PROBLEM TO SOLVE> From the listing below, pull out the lines that hold "preview".

SUPPLIED RECORDS>
=-=-=-=-=

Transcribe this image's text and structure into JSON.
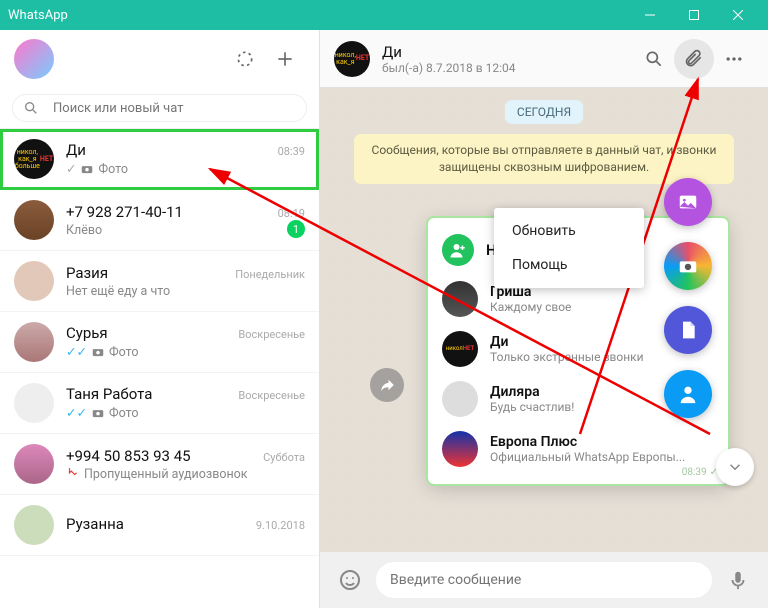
{
  "titlebar": {
    "title": "WhatsApp"
  },
  "search": {
    "placeholder": "Поиск или новый чат"
  },
  "chats": [
    {
      "name": "Ди",
      "preview": "Фото",
      "time": "08:39",
      "hasPhoto": true,
      "selected": true,
      "tick": "single"
    },
    {
      "name": "+7 928 271-40-11",
      "preview": "Клёво",
      "time": "08:19",
      "badge": "1"
    },
    {
      "name": "Разия",
      "preview": "Нет ещё еду а что",
      "time": "Понедельник"
    },
    {
      "name": "Сурья",
      "preview": "Фото",
      "time": "Воскресенье",
      "hasPhoto": true,
      "tick": "double"
    },
    {
      "name": "Таня Работа",
      "preview": "Фото",
      "time": "Воскресенье",
      "hasPhoto": true,
      "tick": "double"
    },
    {
      "name": "+994 50 853 93 45",
      "preview": "Пропущенный аудиозвонок",
      "time": "Суббота",
      "missed": true
    },
    {
      "name": "Рузанна",
      "preview": "",
      "time": "9.10.2018"
    }
  ],
  "conversation": {
    "name": "Ди",
    "last_seen": "был(-а) 8.7.2018 в 12:04",
    "day": "СЕГОДНЯ",
    "encryption": "Сообщения, которые вы отправляете в данный чат, и звонки защищены сквозным шифрованием."
  },
  "menu": {
    "items": [
      "Обновить",
      "Помощь"
    ]
  },
  "contact_popup": {
    "header": "Новый кон",
    "time_badge": "08:39",
    "contacts": [
      {
        "name": "Гриша",
        "status": "Каждому свое"
      },
      {
        "name": "Ди",
        "status": "Только экстренные звонки"
      },
      {
        "name": "Диляра",
        "status": "Будь счастлив!"
      },
      {
        "name": "Европа Плюс",
        "status": "Официальный WhatsApp Европы..."
      }
    ]
  },
  "compose": {
    "placeholder": "Введите сообщение"
  },
  "fabs": [
    {
      "name": "gallery",
      "color": "#b453e0"
    },
    {
      "name": "camera",
      "color": "#e84f6a"
    },
    {
      "name": "document",
      "color": "#5157d8"
    },
    {
      "name": "contact",
      "color": "#0a9cf5"
    }
  ]
}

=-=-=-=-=

REPLY TO THE EXERCISE>
      "preview": "Фото",
      "preview": "Клёво",
      "preview": "Нет ещё еду а что",
      "preview": "Фото",
      "preview": "Фото",
      "preview": "Пропущенный аудиозвонок",
      "preview": "",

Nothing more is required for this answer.